Netanyahu’s coalition appears stable after the Court ruling

Netanyahu’s coalition appears stable after the Court ruling

The forced conscription of ultra-Orthodox Jews into the Israeli army has become a controversial issue that has the potential to fracture the ruling coalition. This order, aimed at integrating the ultra-Orthodox community into military service, has sparked heated debate within Israeli politics.

The policy of conscription has long been a point of contention, as ultra-Orthodox Jews have historically been exempted from mandatory military service. This exemption is rooted in a long-standing agreement between the Israeli government and ultra-Orthodox religious leaders, who argued that their community’s religious studies were of paramount importance. However, this agreement has faced growing criticism from secular and moderate factions in Israeli society, who perceive it as an unfair burden on the rest of the population.

The decision to impose mandatory conscription on ultra-Orthodox Jews has created a rift within the ruling coalition, which is made up of several political parties with different ideologies. While some members of the coalition support the move as a step toward equality and integration, others vehemently oppose it, fearing a backlash from the ultra-Orthodox community, which holds significant political influence.

Despite the potential for division, there were no immediate threats from far-right ministers to withdraw their support for the coalition. This may be due to a number of factors, including political calculations and the recognition that the issue of conscription is complex and sensitive. Far-right ministers may also be reluctant to risk destabilizing the government and potentially losing their positions of power.

However, the controversy over the conscription ordinance has underlined the delicate balance the governing coalition must maintain. The inclusion of ultra-Orthodox parties in the coalition was already a delicate compromise, and any major political change has the potential to upset this delicate balance. Therefore, the implementation of compulsory conscription became a litmus test for the coalition’s ability to address controversial issues and maintain its unity.

The outcome of this debate will have profound implications for Israeli society and politics. If the ordinance is successfully implemented, it could lead to a more equitable distribution of military service obligations and foster a sense of unity among different segments of the population.
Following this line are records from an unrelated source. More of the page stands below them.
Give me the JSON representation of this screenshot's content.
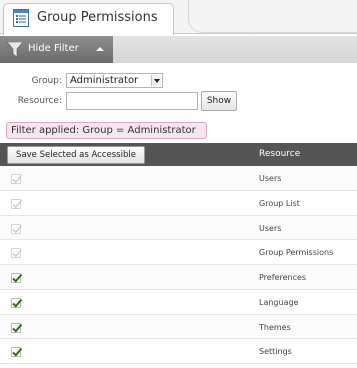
{
  "tab": {
    "title": "Group Permissions",
    "icon": "table-list-icon"
  },
  "filter": {
    "toggle_label": "Hide Filter",
    "group_label": "Group:",
    "group_value": "Administrator",
    "resource_label": "Resource:",
    "resource_value": "",
    "show_label": "Show",
    "applied_text": "Filter applied: Group = Administrator"
  },
  "table": {
    "save_label": "Save Selected as Accessible",
    "resource_header": "Resource",
    "rows": [
      {
        "name": "Users",
        "checked": true,
        "disabled": true
      },
      {
        "name": "Group List",
        "checked": true,
        "disabled": true
      },
      {
        "name": "Users",
        "checked": true,
        "disabled": true
      },
      {
        "name": "Group Permissions",
        "checked": true,
        "disabled": true
      },
      {
        "name": "Preferences",
        "checked": true,
        "disabled": false
      },
      {
        "name": "Language",
        "checked": true,
        "disabled": false
      },
      {
        "name": "Themes",
        "checked": true,
        "disabled": false
      },
      {
        "name": "Settings",
        "checked": true,
        "disabled": false
      }
    ]
  },
  "colors": {
    "header_bg": "#555555",
    "check_active": "#2e6e12",
    "check_disabled": "#c8c8c8",
    "badge_bg": "#f4e6ef",
    "badge_border": "#d9a8c4"
  }
}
However, if the coalition fails to find a satisfactory solution, it could exacerbate existing divisions and strain the fragile balance of power within the government.

In conclusion, the order to conscript ultra-Orthodox Jews into the Israeli military has emerged as a significant point of contention within the governing coalition. Although the threat of a coalition split looms, there have been no immediate threats of withdrawal by far-right ministers. The issue of conscription highlights the complexity of balancing competing interests and ideologies within the coalition, and its resolution will shape the future of Israeli society and politics.